INCOMING CME: a coronal mass ejection (CME) propelled toward Earth by the X2-flare of Feb. 15th should arrive during the late hours of Feb. 17th. A moderately strong geomagnetic storm is likely when it arrives. High-latitude sky watchers should be alert for auroras after nightfall, according to spaceweather.com.
An extremely large “solar flare” may disrupt GPS signals, mobile phones and air traffic.
The Belgian Star Observatory has made that warning today. Last Monday night the Sun fired a big cloud of electrically charged particles to herald a new 11-year solar cycle.
At the Royal Observatory (KSB) the alarm bells were ringing last night because an extreme solar flare was observed on the sun. The previous solar flare of this size dates back to December 2006. Some even suggested in 2009 that the Sun was supposedly “death”. But nothing is less true, according to the KSB.

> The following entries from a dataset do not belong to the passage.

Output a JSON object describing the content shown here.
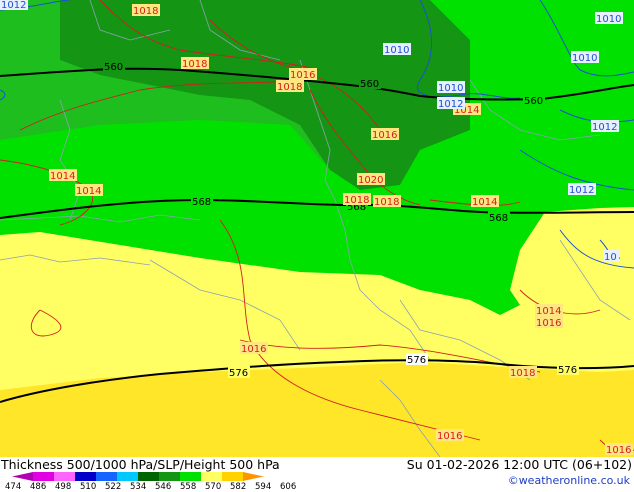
{
  "map": {
    "contours_thickness": {
      "lbl_560_a": "560",
      "lbl_560_b": "560",
      "lbl_560_c": "560",
      "lbl_568_a": "568",
      "lbl_568_b": "568",
      "lbl_568_c": "568",
      "lbl_576_a": "576",
      "lbl_576_b": "576",
      "lbl_576_c": "576"
    },
    "isobars_red": {
      "r1": "1018",
      "r2": "1018",
      "r3": "1016",
      "r4": "1018",
      "r5": "1014",
      "r6": "1016",
      "r7": "1014",
      "r8": "1014",
      "r9": "1020",
      "r10": "1018",
      "r11": "1018",
      "r12": "1014",
      "r13": "1014",
      "r14": "1016",
      "r15": "1016",
      "r16": "1018",
      "r17": "1016",
      "r18": "1016"
    },
    "isobars_blue": {
      "b1": "1012",
      "b2": "1010",
      "b3": "1010",
      "b4": "1010",
      "b5": "1010",
      "b6": "1012",
      "b7": "1012",
      "b8": "1012",
      "b9": "10"
    },
    "colors": {
      "dark_green": "#149614",
      "green": "#1fbe1f",
      "light_green": "#00e100",
      "yellow": "#ffff64",
      "deep_yellow": "#ffe628",
      "black_line": "#000000",
      "red_line": "#d21e1e",
      "blue_line": "#1e50d2"
    }
  },
  "footer": {
    "title": "Thickness 500/1000 hPa/SLP/Height 500 hPa",
    "datetime": "Su 01-02-2026 12:00 UTC (06+102)",
    "credit": "©weatheronline.co.uk"
  },
  "legend": {
    "labels": [
      "474",
      "486",
      "498",
      "510",
      "522",
      "534",
      "546",
      "558",
      "570",
      "582",
      "594",
      "606"
    ],
    "colors": [
      "#b400b4",
      "#e100e1",
      "#ff64ff",
      "#0000c8",
      "#1464ff",
      "#00c8ff",
      "#006400",
      "#149614",
      "#00e100",
      "#ffff64",
      "#ffd200",
      "#ff9600"
    ]
  }
}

According to the specialized website spaceweater.com it is the FIRST X-FLARE OF THE NEW SOLAR CYCLE. X-flares are the strongest type of solar flare, and this is the first such eruption of new Solar Cycle 24. The peak was at 02.56 hours Dutch time.
The KSB warns on the basis of satellite data, including the Belgian satellite Proba-2, that a plasma cloud is moving toward Earth at a speed of 1,000 km/s.
That cloud will impact earth on Thursday. A satellite that is close to the earth in the sight of the sun has already observed a stream of energetic particles.
The Space Weather team must now first figure out the magnetic structure of the cloud. To determine how Earth’s magnetic shield will react to the impact.
“Perhaps tomorrow we will receive a geomagnetic storm, and we might be able to observe the northern lights tomorrow” said a spokesman of the Observatory in the Flemish newspaper Het Laatste Nieuws.
Such an outburst, a solar flare, disrupts satellites and possible affect radio communications and power supply on earth.
GPS systems might also give false indications, according to them, although it will be limited to a difference of about 10 meters.
9 million Canadians were left without power for 11 hours after a similar eruption In 1989.